## What to do
Reproduce the data below in full and to the letter, images excepted.
┄┄┄┄┄┄
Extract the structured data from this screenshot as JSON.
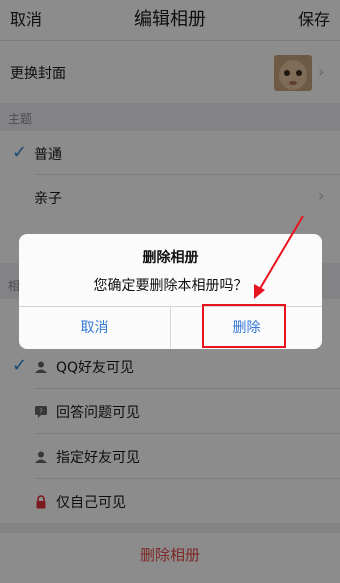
{
  "header": {
    "cancel": "取消",
    "title": "编辑相册",
    "save": "保存"
  },
  "cover": {
    "label": "更换封面"
  },
  "theme": {
    "section": "主题",
    "items": [
      {
        "label": "普通",
        "checked": true
      },
      {
        "label": "亲子",
        "checked": false
      }
    ]
  },
  "privacy": {
    "section_partial": "相",
    "items": [
      {
        "label": "QQ好友可见",
        "checked": true,
        "icon": "person-icon"
      },
      {
        "label": "回答问题可见",
        "checked": false,
        "icon": "question-bubble-icon"
      },
      {
        "label": "指定好友可见",
        "checked": false,
        "icon": "person-icon"
      },
      {
        "label": "仅自己可见",
        "checked": false,
        "icon": "lock-icon"
      }
    ]
  },
  "bottom": {
    "delete_album": "删除相册"
  },
  "dialog": {
    "title": "删除相册",
    "message": "您确定要删除本相册吗？",
    "cancel": "取消",
    "confirm": "删除"
  },
  "colors": {
    "accent": "#2d88d8",
    "danger": "#e64a4a",
    "annotation": "#e8131f",
    "lock": "#e0303a"
  }
}
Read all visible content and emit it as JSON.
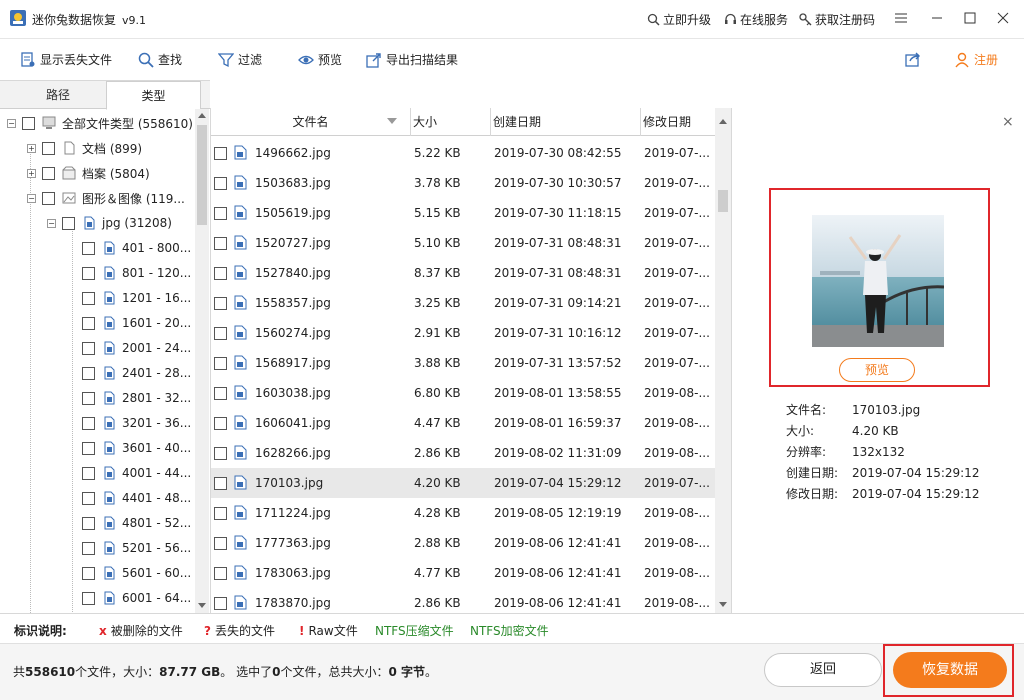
{
  "titlebar": {
    "title": "迷你兔数据恢复",
    "version": "v9.1",
    "upgrade": "立即升级",
    "online_service": "在线服务",
    "get_code": "获取注册码"
  },
  "toolbar": {
    "show_lost": "显示丢失文件",
    "find": "查找",
    "filter": "过滤",
    "preview": "预览",
    "export": "导出扫描结果",
    "register": "注册"
  },
  "left_tabs": {
    "path": "路径",
    "type": "类型"
  },
  "tree": {
    "root": "全部文件类型 (558610)",
    "documents": "文档 (899)",
    "archives": "档案 (5804)",
    "images": "图形＆图像 (119...",
    "jpg": "jpg (31208)",
    "ranges": [
      "401 - 800...",
      "801 - 120...",
      "1201 - 16...",
      "1601 - 20...",
      "2001 - 24...",
      "2401 - 28...",
      "2801 - 32...",
      "3201 - 36...",
      "3601 - 40...",
      "4001 - 44...",
      "4401 - 48...",
      "4801 - 52...",
      "5201 - 56...",
      "5601 - 60...",
      "6001 - 64..."
    ]
  },
  "list": {
    "headers": {
      "name": "文件名",
      "size": "大小",
      "created": "创建日期",
      "modified": "修改日期"
    },
    "rows": [
      {
        "name": "1496662.jpg",
        "size": "5.22 KB",
        "created": "2019-07-30 08:42:55",
        "modified": "2019-07-..."
      },
      {
        "name": "1503683.jpg",
        "size": "3.78 KB",
        "created": "2019-07-30 10:30:57",
        "modified": "2019-07-..."
      },
      {
        "name": "1505619.jpg",
        "size": "5.15 KB",
        "created": "2019-07-30 11:18:15",
        "modified": "2019-07-..."
      },
      {
        "name": "1520727.jpg",
        "size": "5.10 KB",
        "created": "2019-07-31 08:48:31",
        "modified": "2019-07-..."
      },
      {
        "name": "1527840.jpg",
        "size": "8.37 KB",
        "created": "2019-07-31 08:48:31",
        "modified": "2019-07-..."
      },
      {
        "name": "1558357.jpg",
        "size": "3.25 KB",
        "created": "2019-07-31 09:14:21",
        "modified": "2019-07-..."
      },
      {
        "name": "1560274.jpg",
        "size": "2.91 KB",
        "created": "2019-07-31 10:16:12",
        "modified": "2019-07-..."
      },
      {
        "name": "1568917.jpg",
        "size": "3.88 KB",
        "created": "2019-07-31 13:57:52",
        "modified": "2019-07-..."
      },
      {
        "name": "1603038.jpg",
        "size": "6.80 KB",
        "created": "2019-08-01 13:58:55",
        "modified": "2019-08-..."
      },
      {
        "name": "1606041.jpg",
        "size": "4.47 KB",
        "created": "2019-08-01 16:59:37",
        "modified": "2019-08-..."
      },
      {
        "name": "1628266.jpg",
        "size": "2.86 KB",
        "created": "2019-08-02 11:31:09",
        "modified": "2019-08-..."
      },
      {
        "name": "170103.jpg",
        "size": "4.20 KB",
        "created": "2019-07-04 15:29:12",
        "modified": "2019-07-..."
      },
      {
        "name": "1711224.jpg",
        "size": "4.28 KB",
        "created": "2019-08-05 12:19:19",
        "modified": "2019-08-..."
      },
      {
        "name": "1777363.jpg",
        "size": "2.88 KB",
        "created": "2019-08-06 12:41:41",
        "modified": "2019-08-..."
      },
      {
        "name": "1783063.jpg",
        "size": "4.77 KB",
        "created": "2019-08-06 12:41:41",
        "modified": "2019-08-..."
      },
      {
        "name": "1783870.jpg",
        "size": "2.86 KB",
        "created": "2019-08-06 12:41:41",
        "modified": "2019-08-..."
      }
    ]
  },
  "preview": {
    "button": "预览",
    "filename_label": "文件名:",
    "filename": "170103.jpg",
    "size_label": "大小:",
    "size": "4.20 KB",
    "resolution_label": "分辨率:",
    "resolution": "132x132",
    "created_label": "创建日期:",
    "created": "2019-07-04 15:29:12",
    "modified_label": "修改日期:",
    "modified": "2019-07-04 15:29:12"
  },
  "legend": {
    "title": "标识说明:",
    "deleted_mark": "x",
    "deleted": "被删除的文件",
    "lost_mark": "?",
    "lost": "丢失的文件",
    "raw_mark": "!",
    "raw": "Raw文件",
    "ntfs_compressed": "NTFS压缩文件",
    "ntfs_encrypted": "NTFS加密文件"
  },
  "status": {
    "p1": "共",
    "total_files": "558610",
    "p2": "个文件，大小：",
    "total_size": "87.77 GB",
    "p3": "。 选中了",
    "selected_files": "0",
    "p4": "个文件，总共大小：",
    "selected_size": "0 字节",
    "p5": "。"
  },
  "buttons": {
    "back": "返回",
    "recover": "恢复数据"
  },
  "colors": {
    "accent": "#f47b1c",
    "highlight": "#e0262b",
    "ntfs": "#2a8a2a"
  }
}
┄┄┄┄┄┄
## Answer to the exercise
Extract the structured data from this screenshot as JSON.
{
  "header": {
    "cancel": "取消",
    "title": "编辑相册",
    "save": "保存"
  },
  "cover": {
    "label": "更换封面"
  },
  "theme": {
    "section": "主题",
    "items": [
      {
        "label": "普通",
        "checked": true
      },
      {
        "label": "亲子",
        "checked": false
      }
    ]
  },
  "privacy": {
    "section_partial": "相",
    "items": [
      {
        "label": "QQ好友可见",
        "checked": true,
        "icon": "person-icon"
      },
      {
        "label": "回答问题可见",
        "checked": false,
        "icon": "question-bubble-icon"
      },
      {
        "label": "指定好友可见",
        "checked": false,
        "icon": "person-icon"
      },
      {
        "label": "仅自己可见",
        "checked": false,
        "icon": "lock-icon"
      }
    ]
  },
  "bottom": {
    "delete_album": "删除相册"
  },
  "dialog": {
    "title": "删除相册",
    "message": "您确定要删除本相册吗？",
    "cancel": "取消",
    "confirm": "删除"
  },
  "colors": {
    "accent": "#2d88d8",
    "danger": "#e64a4a",
    "annotation": "#e8131f",
    "lock": "#e0303a"
  }
}
Read all visible content and emit it as JSON.
{
  "titlebar": {
    "title": "迷你兔数据恢复",
    "version": "v9.1",
    "upgrade": "立即升级",
    "online_service": "在线服务",
    "get_code": "获取注册码"
  },
  "toolbar": {
    "show_lost": "显示丢失文件",
    "find": "查找",
    "filter": "过滤",
    "preview": "预览",
    "export": "导出扫描结果",
    "register": "注册"
  },
  "left_tabs": {
    "path": "路径",
    "type": "类型"
  },
  "tree": {
    "root": "全部文件类型 (558610)",
    "documents": "文档 (899)",
    "archives": "档案 (5804)",
    "images": "图形＆图像 (119...",
    "jpg": "jpg (31208)",
    "ranges": [
      "401 - 800...",
      "801 - 120...",
      "1201 - 16...",
      "1601 - 20...",
      "2001 - 24...",
      "2401 - 28...",
      "2801 - 32...",
      "3201 - 36...",
      "3601 - 40...",
      "4001 - 44...",
      "4401 - 48...",
      "4801 - 52...",
      "5201 - 56...",
      "5601 - 60...",
      "6001 - 64..."
    ]
  },
  "list": {
    "headers": {
      "name": "文件名",
      "size": "大小",
      "created": "创建日期",
      "modified": "修改日期"
    },
    "rows": [
      {
        "name": "1496662.jpg",
        "size": "5.22 KB",
        "created": "2019-07-30 08:42:55",
        "modified": "2019-07-..."
      },
      {
        "name": "1503683.jpg",
        "size": "3.78 KB",
        "created": "2019-07-30 10:30:57",
        "modified": "2019-07-..."
      },
      {
        "name": "1505619.jpg",
        "size": "5.15 KB",
        "created": "2019-07-30 11:18:15",
        "modified": "2019-07-..."
      },
      {
        "name": "1520727.jpg",
        "size": "5.10 KB",
        "created": "2019-07-31 08:48:31",
        "modified": "2019-07-..."
      },
      {
        "name": "1527840.jpg",
        "size": "8.37 KB",
        "created": "2019-07-31 08:48:31",
        "modified": "2019-07-..."
      },
      {
        "name": "1558357.jpg",
        "size": "3.25 KB",
        "created": "2019-07-31 09:14:21",
        "modified": "2019-07-..."
      },
      {
        "name": "1560274.jpg",
        "size": "2.91 KB",
        "created": "2019-07-31 10:16:12",
        "modified": "2019-07-..."
      },
      {
        "name": "1568917.jpg",
        "size": "3.88 KB",
        "created": "2019-07-31 13:57:52",
        "modified": "2019-07-..."
      },
      {
        "name": "1603038.jpg",
        "size": "6.80 KB",
        "created": "2019-08-01 13:58:55",
        "modified": "2019-08-..."
      },
      {
        "name": "1606041.jpg",
        "size": "4.47 KB",
        "created": "2019-08-01 16:59:37",
        "modified": "2019-08-..."
      },
      {
        "name": "1628266.jpg",
        "size": "2.86 KB",
        "created": "2019-08-02 11:31:09",
        "modified": "2019-08-..."
      },
      {
        "name": "170103.jpg",
        "size": "4.20 KB",
        "created": "2019-07-04 15:29:12",
        "modified": "2019-07-..."
      },
      {
        "name": "1711224.jpg",
        "size": "4.28 KB",
        "created": "2019-08-05 12:19:19",
        "modified": "2019-08-..."
      },
      {
        "name": "1777363.jpg",
        "size": "2.88 KB",
        "created": "2019-08-06 12:41:41",
        "modified": "2019-08-..."
      },
      {
        "name": "1783063.jpg",
        "size": "4.77 KB",
        "created": "2019-08-06 12:41:41",
        "modified": "2019-08-..."
      },
      {
        "name": "1783870.jpg",
        "size": "2.86 KB",
        "created": "2019-08-06 12:41:41",
        "modified": "2019-08-..."
      }
    ]
  },
  "preview": {
    "button": "预览",
    "filename_label": "文件名:",
    "filename": "170103.jpg",
    "size_label": "大小:",
    "size": "4.20 KB",
    "resolution_label": "分辨率:",
    "resolution": "132x132",
    "created_label": "创建日期:",
    "created": "2019-07-04 15:29:12",
    "modified_label": "修改日期:",
    "modified": "2019-07-04 15:29:12"
  },
  "legend": {
    "title": "标识说明:",
    "deleted_mark": "x",
    "deleted": "被删除的文件",
    "lost_mark": "?",
    "lost": "丢失的文件",
    "raw_mark": "!",
    "raw": "Raw文件",
    "ntfs_compressed": "NTFS压缩文件",
    "ntfs_encrypted": "NTFS加密文件"
  },
  "status": {
    "p1": "共",
    "total_files": "558610",
    "p2": "个文件，大小：",
    "total_size": "87.77 GB",
    "p3": "。 选中了",
    "selected_files": "0",
    "p4": "个文件，总共大小：",
    "selected_size": "0 字节",
    "p5": "。"
  },
  "buttons": {
    "back": "返回",
    "recover": "恢复数据"
  },
  "colors": {
    "accent": "#f47b1c",
    "highlight": "#e0262b",
    "ntfs": "#2a8a2a"
  }
}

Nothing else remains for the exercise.